▸ What this task involves: In the entries below, find each line where the word "Graphic" appears and give only the total count of such lines.

Saved entries
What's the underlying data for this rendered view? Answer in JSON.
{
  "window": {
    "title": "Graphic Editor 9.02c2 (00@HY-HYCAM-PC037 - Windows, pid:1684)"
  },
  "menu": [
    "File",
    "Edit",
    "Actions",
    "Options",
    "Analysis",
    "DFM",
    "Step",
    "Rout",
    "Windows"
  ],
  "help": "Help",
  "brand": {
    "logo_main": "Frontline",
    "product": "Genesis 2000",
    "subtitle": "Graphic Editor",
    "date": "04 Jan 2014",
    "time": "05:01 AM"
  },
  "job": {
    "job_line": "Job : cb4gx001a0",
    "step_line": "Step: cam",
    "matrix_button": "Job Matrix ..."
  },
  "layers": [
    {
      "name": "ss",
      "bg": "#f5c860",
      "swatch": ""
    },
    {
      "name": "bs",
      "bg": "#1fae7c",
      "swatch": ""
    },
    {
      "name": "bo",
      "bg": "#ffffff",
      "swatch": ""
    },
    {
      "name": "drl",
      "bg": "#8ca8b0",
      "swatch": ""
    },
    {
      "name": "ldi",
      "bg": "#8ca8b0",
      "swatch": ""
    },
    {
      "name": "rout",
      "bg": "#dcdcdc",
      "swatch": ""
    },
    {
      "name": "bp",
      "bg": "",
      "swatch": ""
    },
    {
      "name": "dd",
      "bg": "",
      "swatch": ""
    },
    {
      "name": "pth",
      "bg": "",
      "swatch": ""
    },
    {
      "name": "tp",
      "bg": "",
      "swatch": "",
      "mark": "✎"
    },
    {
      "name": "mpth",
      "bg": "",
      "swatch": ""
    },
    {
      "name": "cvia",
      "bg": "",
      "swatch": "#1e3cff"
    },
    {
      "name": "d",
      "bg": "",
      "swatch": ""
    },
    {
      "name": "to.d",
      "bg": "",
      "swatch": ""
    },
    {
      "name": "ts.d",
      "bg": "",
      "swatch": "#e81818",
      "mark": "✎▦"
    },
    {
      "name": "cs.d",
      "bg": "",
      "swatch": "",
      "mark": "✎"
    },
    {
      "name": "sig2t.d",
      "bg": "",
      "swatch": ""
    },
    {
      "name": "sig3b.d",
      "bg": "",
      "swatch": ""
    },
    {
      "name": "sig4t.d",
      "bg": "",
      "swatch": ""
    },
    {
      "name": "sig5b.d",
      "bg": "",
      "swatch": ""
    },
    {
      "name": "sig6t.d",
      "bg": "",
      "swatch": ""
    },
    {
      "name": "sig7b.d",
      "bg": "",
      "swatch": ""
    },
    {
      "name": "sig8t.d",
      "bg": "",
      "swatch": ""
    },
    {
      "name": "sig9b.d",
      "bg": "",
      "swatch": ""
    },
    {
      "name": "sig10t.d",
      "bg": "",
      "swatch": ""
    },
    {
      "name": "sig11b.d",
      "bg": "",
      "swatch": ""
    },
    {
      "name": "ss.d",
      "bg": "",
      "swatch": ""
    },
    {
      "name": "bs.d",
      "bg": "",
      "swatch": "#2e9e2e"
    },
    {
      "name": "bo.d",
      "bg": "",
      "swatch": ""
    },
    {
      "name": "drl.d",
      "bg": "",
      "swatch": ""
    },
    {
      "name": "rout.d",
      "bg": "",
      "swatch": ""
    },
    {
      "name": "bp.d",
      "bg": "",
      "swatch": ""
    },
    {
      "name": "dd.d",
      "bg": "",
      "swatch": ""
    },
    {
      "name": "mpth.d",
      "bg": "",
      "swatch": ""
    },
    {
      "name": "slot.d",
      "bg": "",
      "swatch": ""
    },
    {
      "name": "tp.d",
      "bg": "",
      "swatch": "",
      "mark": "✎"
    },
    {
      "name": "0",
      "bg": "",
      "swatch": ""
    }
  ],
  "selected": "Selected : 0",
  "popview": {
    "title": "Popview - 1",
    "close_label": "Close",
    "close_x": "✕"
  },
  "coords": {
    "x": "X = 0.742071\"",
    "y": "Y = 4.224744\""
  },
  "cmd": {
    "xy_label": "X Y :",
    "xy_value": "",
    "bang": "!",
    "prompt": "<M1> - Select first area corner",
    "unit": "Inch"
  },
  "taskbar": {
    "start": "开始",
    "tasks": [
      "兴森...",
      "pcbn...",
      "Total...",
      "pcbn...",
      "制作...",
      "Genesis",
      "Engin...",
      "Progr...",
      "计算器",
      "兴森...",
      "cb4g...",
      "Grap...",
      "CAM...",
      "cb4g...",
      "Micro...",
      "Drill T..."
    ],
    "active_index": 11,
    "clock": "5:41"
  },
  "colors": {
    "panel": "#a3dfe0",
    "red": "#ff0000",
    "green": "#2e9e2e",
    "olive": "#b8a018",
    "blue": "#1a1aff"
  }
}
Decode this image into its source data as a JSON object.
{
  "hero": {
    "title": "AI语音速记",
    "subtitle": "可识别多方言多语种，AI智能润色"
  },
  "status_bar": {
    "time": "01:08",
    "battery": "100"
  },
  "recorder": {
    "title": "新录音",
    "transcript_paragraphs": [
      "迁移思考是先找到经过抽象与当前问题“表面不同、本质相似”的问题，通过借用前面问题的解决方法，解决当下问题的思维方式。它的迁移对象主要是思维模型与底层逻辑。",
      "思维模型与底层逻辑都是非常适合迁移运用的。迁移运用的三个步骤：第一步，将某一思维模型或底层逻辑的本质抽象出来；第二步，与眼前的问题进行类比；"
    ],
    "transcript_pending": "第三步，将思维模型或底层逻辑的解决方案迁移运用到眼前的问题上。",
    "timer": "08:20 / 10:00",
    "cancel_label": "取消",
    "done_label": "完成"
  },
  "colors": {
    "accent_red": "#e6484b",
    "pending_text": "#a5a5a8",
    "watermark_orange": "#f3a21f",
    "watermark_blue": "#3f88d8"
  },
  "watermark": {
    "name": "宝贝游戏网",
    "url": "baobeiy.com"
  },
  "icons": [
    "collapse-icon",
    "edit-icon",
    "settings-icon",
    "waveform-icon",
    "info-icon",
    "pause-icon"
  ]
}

▸ Task solution: 2